→ **What you should do**
Go through the records below and copy out every line holding "name".

------ Source information

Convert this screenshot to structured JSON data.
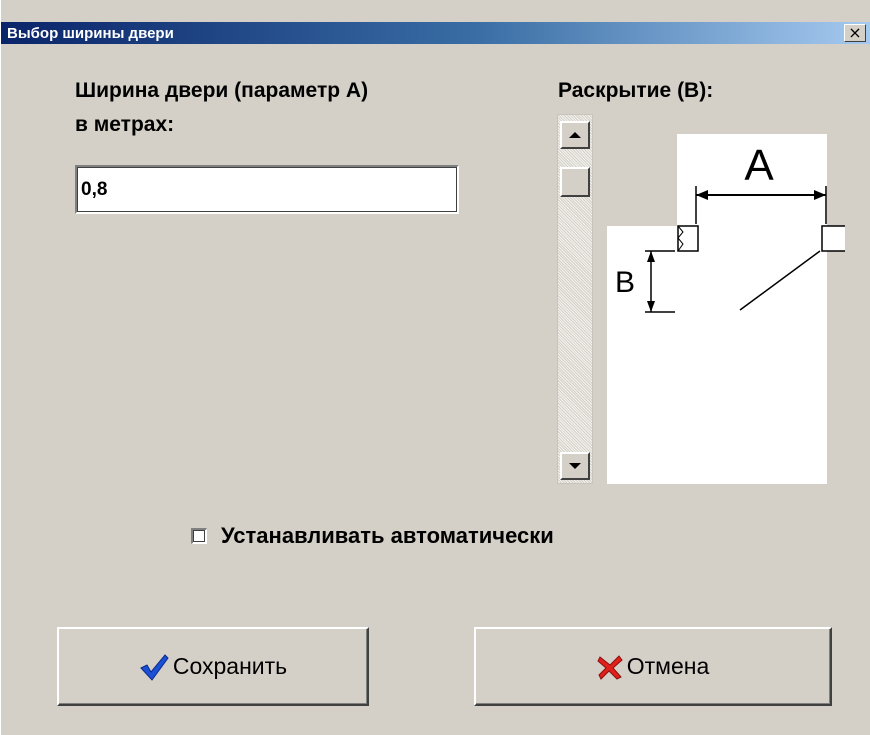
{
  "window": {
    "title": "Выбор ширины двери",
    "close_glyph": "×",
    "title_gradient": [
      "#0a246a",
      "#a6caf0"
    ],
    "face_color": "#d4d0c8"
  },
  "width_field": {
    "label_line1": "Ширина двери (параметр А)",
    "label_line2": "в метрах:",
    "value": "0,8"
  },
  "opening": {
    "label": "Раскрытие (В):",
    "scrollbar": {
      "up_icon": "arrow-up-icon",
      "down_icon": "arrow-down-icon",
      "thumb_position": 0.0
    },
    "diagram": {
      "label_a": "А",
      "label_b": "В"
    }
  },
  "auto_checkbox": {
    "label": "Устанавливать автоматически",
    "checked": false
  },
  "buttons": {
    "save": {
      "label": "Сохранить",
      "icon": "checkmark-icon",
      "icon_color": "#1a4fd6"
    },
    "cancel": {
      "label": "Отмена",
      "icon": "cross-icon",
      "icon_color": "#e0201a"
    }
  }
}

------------
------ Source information

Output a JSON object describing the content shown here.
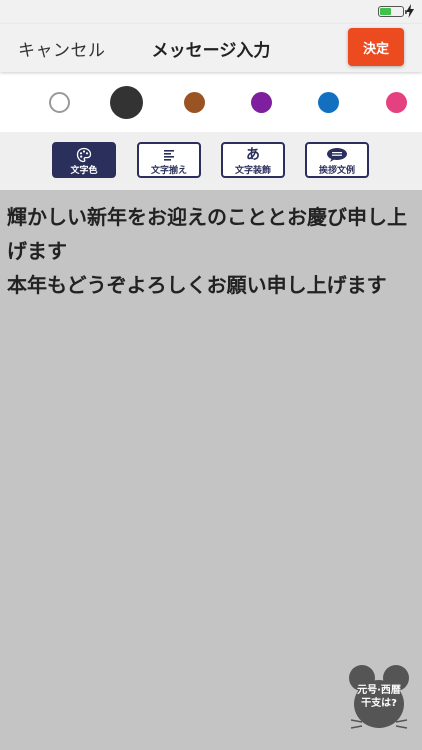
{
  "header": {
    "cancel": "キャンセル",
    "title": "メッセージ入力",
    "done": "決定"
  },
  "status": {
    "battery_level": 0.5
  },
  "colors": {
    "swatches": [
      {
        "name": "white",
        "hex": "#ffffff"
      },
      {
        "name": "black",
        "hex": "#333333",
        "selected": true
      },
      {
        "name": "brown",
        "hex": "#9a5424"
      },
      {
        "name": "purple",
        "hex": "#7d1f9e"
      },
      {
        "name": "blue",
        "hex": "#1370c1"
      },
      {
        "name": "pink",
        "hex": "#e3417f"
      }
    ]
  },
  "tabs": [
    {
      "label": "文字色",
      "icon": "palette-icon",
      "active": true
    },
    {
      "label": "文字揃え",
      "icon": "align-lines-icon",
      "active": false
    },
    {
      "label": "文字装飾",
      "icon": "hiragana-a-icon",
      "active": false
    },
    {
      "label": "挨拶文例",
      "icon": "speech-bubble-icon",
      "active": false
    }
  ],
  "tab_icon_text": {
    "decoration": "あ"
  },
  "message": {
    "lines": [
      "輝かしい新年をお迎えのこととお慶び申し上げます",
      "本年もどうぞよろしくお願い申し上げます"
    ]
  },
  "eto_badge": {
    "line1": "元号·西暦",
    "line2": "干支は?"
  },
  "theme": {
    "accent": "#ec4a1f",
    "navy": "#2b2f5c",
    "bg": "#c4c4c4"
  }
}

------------

→ **Task solution**
        "name": "white",
        "name": "black",
        "name": "brown",
        "name": "purple",
        "name": "blue",
        "name": "pink",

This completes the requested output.